“I’ll take what’s behind door number one, Craig. You know, that big blue one you’re standing in front of…”
O.K., so it wasn’t exactly Let’s Make a Deal, but Craig Barrett, president and chief executive officer of Intel Corp., hopes that businesses and consumers haven’t been too put off by security concerns surrounding the launch of the Pentium III.
To that end, he announced at a press briefing in San Jose, Calif., that the company is spending over US$300 million on a advertising campaign touting the advantages of the Pentium III.
Those include: faster processing speeds; 70 new instructions – the Streaming SIMD (Single Instruction Multiple Data) Extensions, otherwise known as Katmai New Instructions or KNI which will lead to better 3D graphics rendering, more impressive multimedia experiences and the ability to access richer content over the Internet; and the ability to prevent the processor from broadcasting its unique identifier – its processor serial number (PSN), a one time writable, 32-bit serial identification number – to any computer system or Web site asking for it.

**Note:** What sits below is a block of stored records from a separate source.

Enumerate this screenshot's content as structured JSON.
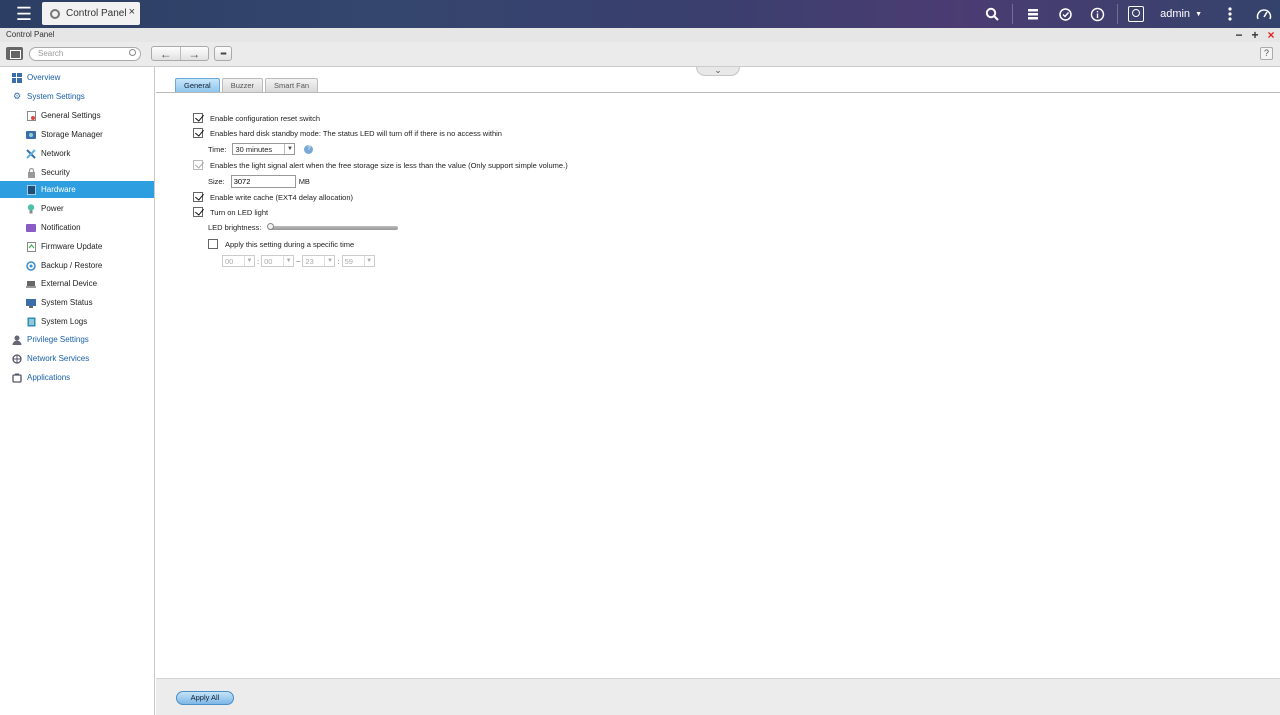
{
  "topbar": {
    "menu_icon": "hamburger-icon",
    "app_tab_label": "Control Panel",
    "app_tab_close": "×",
    "username": "admin",
    "icons": [
      "search-icon",
      "storage-stack-icon",
      "sync-icon",
      "info-icon",
      "user-icon",
      "more-vertical-icon",
      "dashboard-gauge-icon"
    ]
  },
  "window": {
    "title": "Control Panel",
    "minimize": "−",
    "maximize": "+",
    "close": "×"
  },
  "toolbar": {
    "search_placeholder": "Search",
    "back": "←",
    "forward": "→",
    "grid": "▪▪▪",
    "help": "?"
  },
  "sidebar": {
    "items": [
      {
        "label": "Overview",
        "level": 0,
        "icon": "overview-icon"
      },
      {
        "label": "System Settings",
        "level": 0,
        "icon": "gear-icon"
      },
      {
        "label": "General Settings",
        "level": 1,
        "icon": "general-settings-icon"
      },
      {
        "label": "Storage Manager",
        "level": 1,
        "icon": "storage-icon"
      },
      {
        "label": "Network",
        "level": 1,
        "icon": "network-icon"
      },
      {
        "label": "Security",
        "level": 1,
        "icon": "lock-icon"
      },
      {
        "label": "Hardware",
        "level": 1,
        "icon": "hardware-icon",
        "active": true
      },
      {
        "label": "Power",
        "level": 1,
        "icon": "power-bulb-icon"
      },
      {
        "label": "Notification",
        "level": 1,
        "icon": "notification-icon"
      },
      {
        "label": "Firmware Update",
        "level": 1,
        "icon": "firmware-icon"
      },
      {
        "label": "Backup / Restore",
        "level": 1,
        "icon": "backup-icon"
      },
      {
        "label": "External Device",
        "level": 1,
        "icon": "external-device-icon"
      },
      {
        "label": "System Status",
        "level": 1,
        "icon": "system-status-icon"
      },
      {
        "label": "System Logs",
        "level": 1,
        "icon": "system-logs-icon"
      },
      {
        "label": "Privilege Settings",
        "level": 0,
        "icon": "privilege-user-icon"
      },
      {
        "label": "Network Services",
        "level": 0,
        "icon": "network-services-icon"
      },
      {
        "label": "Applications",
        "level": 0,
        "icon": "applications-icon"
      }
    ]
  },
  "content": {
    "collapse_icon": "⌄",
    "tabs": [
      {
        "label": "General",
        "active": true
      },
      {
        "label": "Buzzer",
        "active": false
      },
      {
        "label": "Smart Fan",
        "active": false
      }
    ],
    "settings": {
      "reset_switch_label": "Enable configuration reset switch",
      "reset_switch_checked": true,
      "standby_label": "Enables hard disk standby mode: The status LED will turn off if there is no access within",
      "standby_checked": true,
      "time_label": "Time:",
      "time_value": "30 minutes",
      "time_help": "?",
      "light_alert_label": "Enables the light signal alert when the free storage size is less than the value (Only support simple volume.)",
      "light_alert_checked": true,
      "size_label": "Size:",
      "size_value": "3072",
      "size_unit": "MB",
      "write_cache_label": "Enable write cache (EXT4 delay allocation)",
      "write_cache_checked": true,
      "led_light_label": "Turn on LED light",
      "led_light_checked": true,
      "led_brightness_label": "LED brightness:",
      "led_brightness_level": 0,
      "specific_time_label": "Apply this setting during a specific time",
      "specific_time_checked": false,
      "start_hour": "00",
      "start_minute": "00",
      "end_hour": "23",
      "end_minute": "59",
      "time_colon": ":",
      "range_sep": "~"
    }
  },
  "bottombar": {
    "apply_all_label": "Apply All"
  }
}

“The processor serial number was put in with two different intentions,” Barrett said. “We wanted to provide better asset tracking and better ways to identify what’s on corporate LANs, WANs, etc. We also envisioned it as a way to improve security on the Internet for consumers, but we expected [that usage] to take a longer time to be accepted.”
Intel will also offer PSN management software available for free download on its Web site. The software requires the system to be rebooted whenever the PSN is turned on or off. Intel recommends that hardware vendors ship processors with the PSN set to the off position.
According to analysts, however, corporate users are unlikely to be given the ability to turn their PSNs off.
“From a corporate point of view, you can really see the utility in a PSN,” said Dan Dolan, industry analyst, servers and workstations worldwide, for Dataquest in San Jose, Calif. “If a company is doing a large LAN deployment, for example, there is a need for the IS shop to track that type of information.”
Still, one lone protester was handing out flyers generated by an alliance that is organizing a boycott against Intel (www.bigbrotherinside.com). He said that people still need to worry about the security of their personal information.
“There is still a lot of potential for abuse. You will be targeted by marketers to receive better targeted spam. You still have to assume that people will be spoofing other people’s PSNs,” said Mark Kraft. Kraft, who works for an unnamed IT vendor, added that “I would love to see Intel be the good guy in this and ship all of the chips with the feature turned off until the [management] software appears.”
The bigbrotherinside.com site has also posted a link to the German IT magazine c’t, which claims it has found a way to work around the Intel software and turn the PSN on and off without a reboot.
This revelation has convinced at least one industry analyst that Intel still has more work to do on its security measures. “The question,” said Gregory Weiss, a research analyst at D.H. Brown Associates Inc. in Port Chester, N.Y., “is how likely is it that the user will notice when [the chip] has been hacked? If you can turn it off and on in software without rebooting, you can have applications that turn it on and grab the information only for a very short period of time.
“It looks like it will be slightly useful for IT guys, but it is definitely full of security holes. It will not be a useful security feature from my point of view.”
The Pentium IIIs will look very familiar at first. The 450MHz and 500MHz chips will be based on existing 0.25 micron technology and will come with the front side 100MHz bus and the 440BX chipset, but by Q3, they will evolve into a completely new animal.
The first fully redesigned Pentium III will include an on-board thermal noise-based random number generator, useful in encryption procedures, and will employ a 550MHz, 0.18 micron design using a 133MHz system bus and backside level 2 cache with the 820 chipset. Currently, Pentium IIIs have 32KB of level one cache – 16KB for data and 16KB for instructions – and a half-speed 512KB level two cache, but the new design is likely to see an integrated 256KB L2 cache. As a comparison, Celerons have 128KB full speed L2 cache while Xeons run with full speed L2 caches of 512KB, 1MB or 2MB (additional specifications can be found at http://developer.intel.com).
The question of caches puzzles some industry analysts. Rob Enderle, vice-president of the Giga Information Group in San Jose, for example, doesn’t know why the Pentium III only has a half-speed L2 cache.
“Something is really throwing me off on this one. The AMD runs at full-speed cache. The Celeron runs at full-speed cache. The P3 is supposed to have the same architecture as the Celeron, which means it has full-speed cache, but the P3 has half-speed cache.
“In order to get the Celeron performance up there they removed the buffer, but they wanted to keep a performance benefit for the Xeon, so the Xeon is at full speed. That means they crippled the P3 to give it a place in the market and that might come back to haunt them.”
Enderle added that until the launch of the fully rearchitected Pentium IIIs, there is little reason to purchase one.
“The real benefit to the P3 product will be the affinity it will have to Windows 2000, but on the new motherboard and with the new components. There you will get about as close as you can get with any technology to a 7-by-24 generic desktop product that stays up all the time, that you won’t have to reboot and that doesn’t crash regularly. It will be substantially more solid than anything that has ever been built.”